Saturday, February 20, 2010

Truth, Blogging and Stories

We have a world filled now with stories, opinions, agendas and myths and it is getting harder to get at true information or hard facts and hard news despite the plethora of new media venues. What is, is not what gets repeated or represented; and so an irate mentally unhinged man becomes a poster child for a political movement that some who have power and prestige despise; people who march for life are not covered or are proclaimed to be overwhelmingly old when the vast majority of those who attend are in fact quite young. Nuance has been abandoned for ideology in our modern story telling venues except when it makes an opponent more unpleasant. So we can never know if the story we hear is true True, or myth, revealing truth but being itself untrue; or just a fable, flat out piece of propaganda or absolute lie.

Today, the President's policies and positions are defined by negative space using the theory that if we could see the alternate universe where what he did was not done, we'd understand how good we have it now; and the New York Times posits that part of the reason for all the disbelief and disconnect with the intellectual elites is the greater transparency of the world these days. Sarah Palin becomes a saint to some on the right and the personification of the very worst of all possible worlds to some on the left. President Bush is portrayed as the ultimate village idiot and anyone who doesn't froth at the very mention of his name is deemed a dupe, a rube or too blinded by personal or political loyalty. The very same level of love slavishly lavished on the current commander in Chief is considered pure patriotism and the result of clear thinking about policy.

But Truth is always much more interesting and messy than any of the popular narratives or spins being put through today. All of these people, Sarah, George, Barrack, all of them are possibly greater individuals than their enemies believe, and more flawed than their press releases would reveal. The same is true of all of us. Because the mainstream and alternative medias all wear biases, some with more transparencies than others; we have no sources of pure truth, only story. We get the White House Spin, the Republican's Counter point, the MSM’s angle, the take by Rush Limbaugh, John Stewart, Keith Olberman, Rachel Maddow, Glenn Beck and Sean Hannity, Chris Matthews and George Stephanopoulos. We get the Times and the Post and the Standard and the Examiner and Newsweek and News busters, the Drudge Report, Politico and Real Clear Politics and twitters and bloggers. It's like we're the cop at the accident and we get all the eye witness accounts and even the television footage from the traffic camera and still, we cannot know what actually happened because none of them know or can tell or would tell the whole story. We know incompletely but we forget that we know incompletely because we have so much information. So do all the people who report the stories in their zeal to be the ones telling the stories.
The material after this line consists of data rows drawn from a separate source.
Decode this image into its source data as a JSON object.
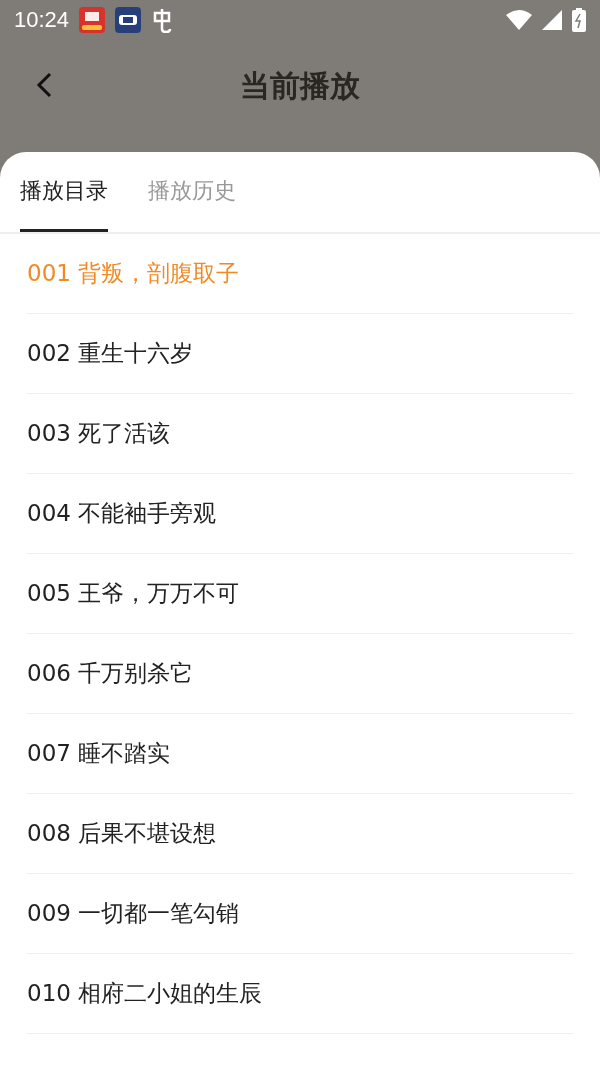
{
  "status_bar": {
    "time": "10:24"
  },
  "header": {
    "title": "当前播放"
  },
  "tabs": [
    {
      "label": "播放目录",
      "selected": true
    },
    {
      "label": "播放历史",
      "selected": false
    }
  ],
  "chapters": [
    {
      "title": "001 背叛，剖腹取子",
      "selected": true
    },
    {
      "title": "002 重生十六岁",
      "selected": false
    },
    {
      "title": "003 死了活该",
      "selected": false
    },
    {
      "title": "004 不能袖手旁观",
      "selected": false
    },
    {
      "title": "005 王爷，万万不可",
      "selected": false
    },
    {
      "title": "006 千万别杀它",
      "selected": false
    },
    {
      "title": "007 睡不踏实",
      "selected": false
    },
    {
      "title": "008 后果不堪设想",
      "selected": false
    },
    {
      "title": "009 一切都一笔勾销",
      "selected": false
    },
    {
      "title": "010 相府二小姐的生辰",
      "selected": false
    }
  ]
}
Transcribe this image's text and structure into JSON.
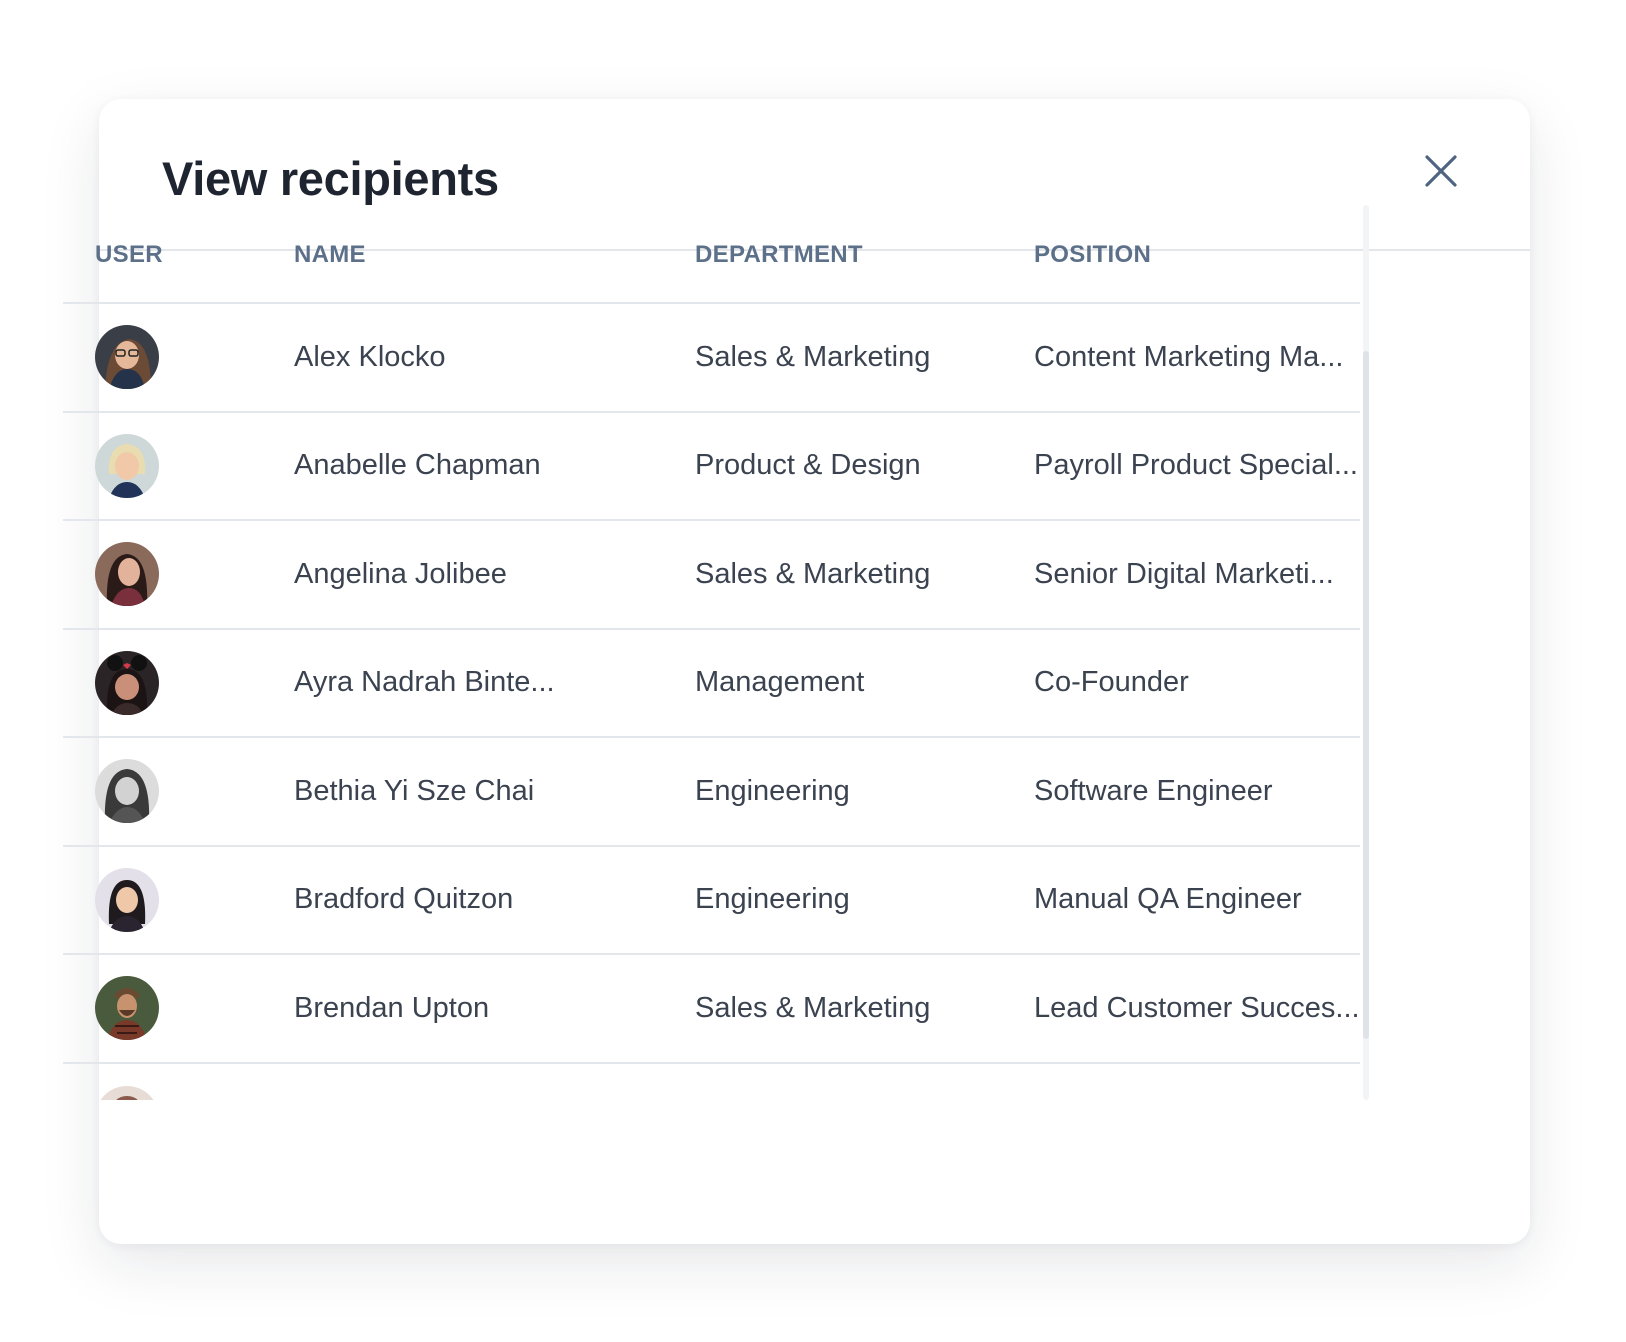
{
  "modal": {
    "title": "View recipients",
    "close_icon": "close-icon"
  },
  "table": {
    "columns": [
      "USER",
      "NAME",
      "DEPARTMENT",
      "POSITION"
    ],
    "rows": [
      {
        "avatar": "avatar-photo",
        "name": "Alex Klocko",
        "department": "Sales & Marketing",
        "position": "Content Marketing Ma..."
      },
      {
        "avatar": "avatar-photo",
        "name": "Anabelle Chapman",
        "department": "Product & Design",
        "position": "Payroll Product Special..."
      },
      {
        "avatar": "avatar-photo",
        "name": "Angelina Jolibee",
        "department": "Sales & Marketing",
        "position": "Senior Digital Marketi..."
      },
      {
        "avatar": "avatar-photo",
        "name": "Ayra Nadrah Binte...",
        "department": "Management",
        "position": "Co-Founder"
      },
      {
        "avatar": "avatar-photo",
        "name": "Bethia Yi Sze Chai",
        "department": "Engineering",
        "position": "Software Engineer"
      },
      {
        "avatar": "avatar-photo",
        "name": "Bradford Quitzon",
        "department": "Engineering",
        "position": "Manual QA Engineer"
      },
      {
        "avatar": "avatar-photo",
        "name": "Brendan Upton",
        "department": "Sales & Marketing",
        "position": "Lead Customer Succes..."
      }
    ]
  },
  "colors": {
    "title": "#1f2530",
    "header_text": "#5d7089",
    "body_text": "#3b4350",
    "divider": "#e3e6ea",
    "close_icon": "#4f6480"
  }
}
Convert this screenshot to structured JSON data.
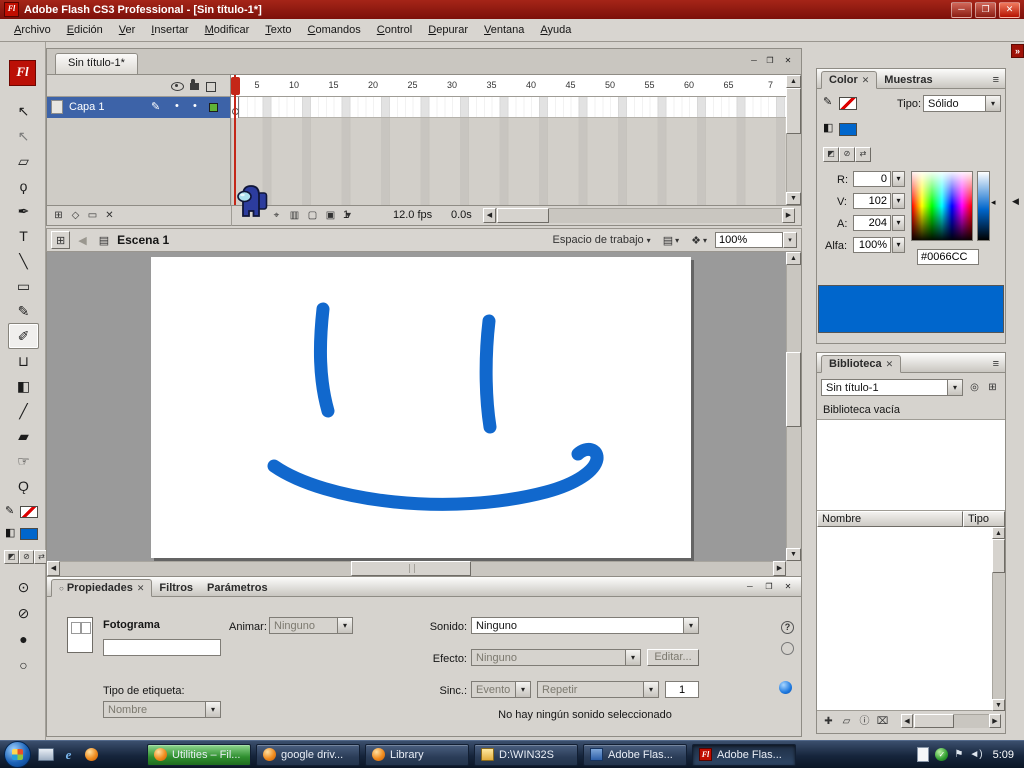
{
  "window": {
    "title": "Adobe Flash CS3 Professional - [Sin título-1*]",
    "app_badge": "Fl",
    "controls": {
      "minimize": "─",
      "maximize": "❐",
      "close": "✕"
    }
  },
  "menubar": {
    "items": [
      "Archivo",
      "Edición",
      "Ver",
      "Insertar",
      "Modificar",
      "Texto",
      "Comandos",
      "Control",
      "Depurar",
      "Ventana",
      "Ayuda"
    ]
  },
  "toolbar": {
    "logo": "Fl",
    "collapse_left": "»",
    "collapse_right": "»",
    "tools": [
      {
        "name": "selection",
        "glyph": "↖"
      },
      {
        "name": "subselection",
        "glyph": "↖"
      },
      {
        "name": "free-transform",
        "glyph": "▱"
      },
      {
        "name": "lasso",
        "glyph": "ϙ"
      },
      {
        "name": "pen",
        "glyph": "✒"
      },
      {
        "name": "text",
        "glyph": "T"
      },
      {
        "name": "line",
        "glyph": "╲"
      },
      {
        "name": "rectangle",
        "glyph": "▭"
      },
      {
        "name": "pencil",
        "glyph": "✎"
      },
      {
        "name": "brush",
        "glyph": "✐"
      },
      {
        "name": "ink-bottle",
        "glyph": "⊔"
      },
      {
        "name": "paint-bucket",
        "glyph": "◧"
      },
      {
        "name": "eyedropper",
        "glyph": "╱"
      },
      {
        "name": "eraser",
        "glyph": "▰"
      },
      {
        "name": "hand",
        "glyph": "☞"
      },
      {
        "name": "zoom",
        "glyph": "Ǫ"
      }
    ],
    "options": [
      {
        "name": "brush-mode",
        "glyph": "⊙"
      },
      {
        "name": "lock-fill",
        "glyph": "⊘"
      },
      {
        "name": "brush-size",
        "glyph": "●"
      },
      {
        "name": "brush-shape",
        "glyph": "○"
      }
    ]
  },
  "document": {
    "tab": "Sin título-1*"
  },
  "timeline": {
    "layer_name": "Capa 1",
    "ruler": [
      "5",
      "10",
      "15",
      "20",
      "25",
      "30",
      "35",
      "40",
      "45",
      "50",
      "55",
      "60",
      "65",
      "7"
    ],
    "current_frame": "1",
    "frame_rate": "12.0 fps",
    "elapsed_time": "0.0s"
  },
  "editbar": {
    "scene_name": "Escena 1",
    "workspace_label": "Espacio de trabajo",
    "zoom_value": "100%"
  },
  "color_panel": {
    "tab_color": "Color",
    "tab_muestras": "Muestras",
    "tipo_label": "Tipo:",
    "tipo_value": "Sólido",
    "r_label": "R:",
    "r_value": "0",
    "g_label": "V:",
    "g_value": "102",
    "b_label": "A:",
    "b_value": "204",
    "alpha_label": "Alfa:",
    "alpha_value": "100%",
    "hex_value": "#0066CC"
  },
  "library_panel": {
    "tab": "Biblioteca",
    "document_select": "Sin título-1",
    "empty_text": "Biblioteca vacía",
    "col_name": "Nombre",
    "col_type": "Tipo"
  },
  "properties_panel": {
    "tab_propiedades": "Propiedades",
    "tab_filtros": "Filtros",
    "tab_parametros": "Parámetros",
    "fotograma_label": "Fotograma",
    "frame_label_value": "",
    "animar_label": "Animar:",
    "animar_value": "Ninguno",
    "tipo_etiqueta_label": "Tipo de etiqueta:",
    "tipo_etiqueta_value": "Nombre",
    "sonido_label": "Sonido:",
    "sonido_value": "Ninguno",
    "efecto_label": "Efecto:",
    "efecto_value": "Ninguno",
    "editar_button": "Editar...",
    "sinc_label": "Sinc.:",
    "sinc_value": "Evento",
    "repetir_value": "Repetir",
    "repetir_count": "1",
    "status_text": "No hay ningún sonido seleccionado"
  },
  "colors": {
    "accent": "#0066CC",
    "drawing_stroke": "#1168CD",
    "titlebar_red": "#9A1A10",
    "layer_selected_blue": "#3D63A8",
    "stage_gray": "#9A9A9A"
  },
  "taskbar": {
    "buttons": [
      {
        "label": "Utilities – Fil..."
      },
      {
        "label": "google driv..."
      },
      {
        "label": "Library"
      },
      {
        "label": "D:\\WIN32S"
      },
      {
        "label": "Adobe Flas..."
      },
      {
        "label": "Adobe Flas..."
      }
    ],
    "clock": "5:09"
  },
  "glyphs": {
    "dropdown": "▾",
    "close": "✕",
    "minimize": "─",
    "restore": "❐",
    "menu": "≡",
    "up": "▲",
    "down": "▼",
    "left": "◀",
    "right": "▶",
    "back": "◀",
    "pencil": "✎",
    "dot": "•",
    "tab_bullet": "○",
    "center_frame": "⌖",
    "onion_skin": "▥",
    "onion_outline": "▢",
    "edit_multiple": "▣",
    "modify_markers": "▾",
    "insert_layer": "⊞",
    "motion_guide": "◇",
    "layer_folder": "▭",
    "delete_layer": "✕",
    "default_colors": "◩",
    "no_color": "⊘",
    "swap_colors": "⇄",
    "stroke_icon": "✎",
    "fill_icon": "◧",
    "pan": "⊞",
    "scene_icon": "▤",
    "edit_scene": "▤",
    "edit_symbols": "❖",
    "pin": "◎",
    "new_panel": "⊞",
    "new_symbol": "✚",
    "new_folder": "▱",
    "lib_props": "ⓘ",
    "lib_delete": "⌧",
    "help": "?",
    "flag": "⚑",
    "speaker": "◄)",
    "ie": "e",
    "check": "✓",
    "spectrum_arrow": "◂",
    "collapse_arrow": "◀"
  }
}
We still are telling stories rather than facing the hard messy truth in the media and politics.  Part of our problem is we’ve decided we can’t know truth. Epistemologists posit that there are multiple ways of perceiving and understanding the world that are culture/time/gender/politically dependent. As such, no one is necessarily lying when they give their spin; it's their way of knowing. The problem remains, that some think truth exists but is unknowable and some think truth does not exist and some think truth is, and can be known and some think truth is, but we can only know partly. All camps claim to be correct despite the readily apparent irony of that sentence. Everyone claims to have a deeper understanding of the world, or that others have a deeper understanding of the world; Rush's "I'm always right." Keith Olberman's "Worst Person of the Week," are two versions of the very same problem.  Everyone thinks they know better, but very very few spend any time discerning anything but that which validates their own opinion.

Ultimately, these multiple arguments about truth, its relevance and its reality matter in politics and life because they determine what we think and how we will act. If all the ways of knowing together make up the composite sketch of the actual reality; then we must perpetually amass as much info as possible looking for patterns from which we can draw conclusions that reveal more truth than otherwise. If reality is ultimately unknowable because we can't understand that which extends beyond our own personal cultural template's standard deviations; if there is no actual truth, then we should only be able to recognize our own echoes; everything else is background chatter or white noise. If such is the case, we are doomed to a perpetual tower of Babel. If we believe that truth actually exists and is knowable in whole or in part; then it becomes our personal obligation to recognize when our own bias is coloring our judgment and when we are seeing things clearly.

How can we know truth? We can know only if we are awake and fully cognizant of why we write and read and think and say certain things. Truth is hard like a diamond. Life or death. Honesty or not. Yes or no. Truth has actions which echo it. "By their fruits you shall know them." A school that values excellence will show by the books in the library, the papers on the wall and the quality of instruction. A school that has lost heart is easy to spot. The same holds for an institution or an athlete or a book. You can see when there is blood in the bricks, sweat and grit on the face, heart in the words that is the art of the piece. The reasons why something happens or someone acts may be myriad, but the truth is still visible and can be seen if we seek.  Truth will out, it reveals dedication, intent, process and time.  Ultimately, if we hold that truth exists, we ought to pursue it ruthlessly as the rare edifying jewel that it is, even if it means we get a less instant gratification and happily ever after style gratification ending. 

Lives, all lives are messy even if they are lived simply; and thus we should be merciful to the foolish, the greedy, the poor spirited, the angry, the proud, the rich, the righteous and the self serving even as we discover them being foolish, greedy, poor spirited, angry, proud, hoarding, righteous and self serving.  All of us need that measure with which we measure to be larger than our lives, because all of us can see everyone else's splinters but none of our own planks. We need God to be unfair in our favor and so we should be with each other and with our hearts and words towards even those who anger or disappoint us.  We ought to recognize that God sees all our messy stories for the messy stories that they are, and still sees through them for the distilled truth that they reveal; how much or how little we believe; how much or how little we seek truth and pursue wisdom, and how much or how little we love.

3 comments:

MightyMom said...

"We need God to be unfair in our favor and so we should be with each other and with our hearts and words towards even those who anger or disappoint us. "


EXACTLY!!

Mike Golch said...

Mighty Mom said you had a great posting,She is right.

Subvet said...

Now that is some heavy shit.

Leaving a comment is a form of free tipping. But this lets me purchase diet coke and chocolate.

If you sneak my work, No Chocolate for You!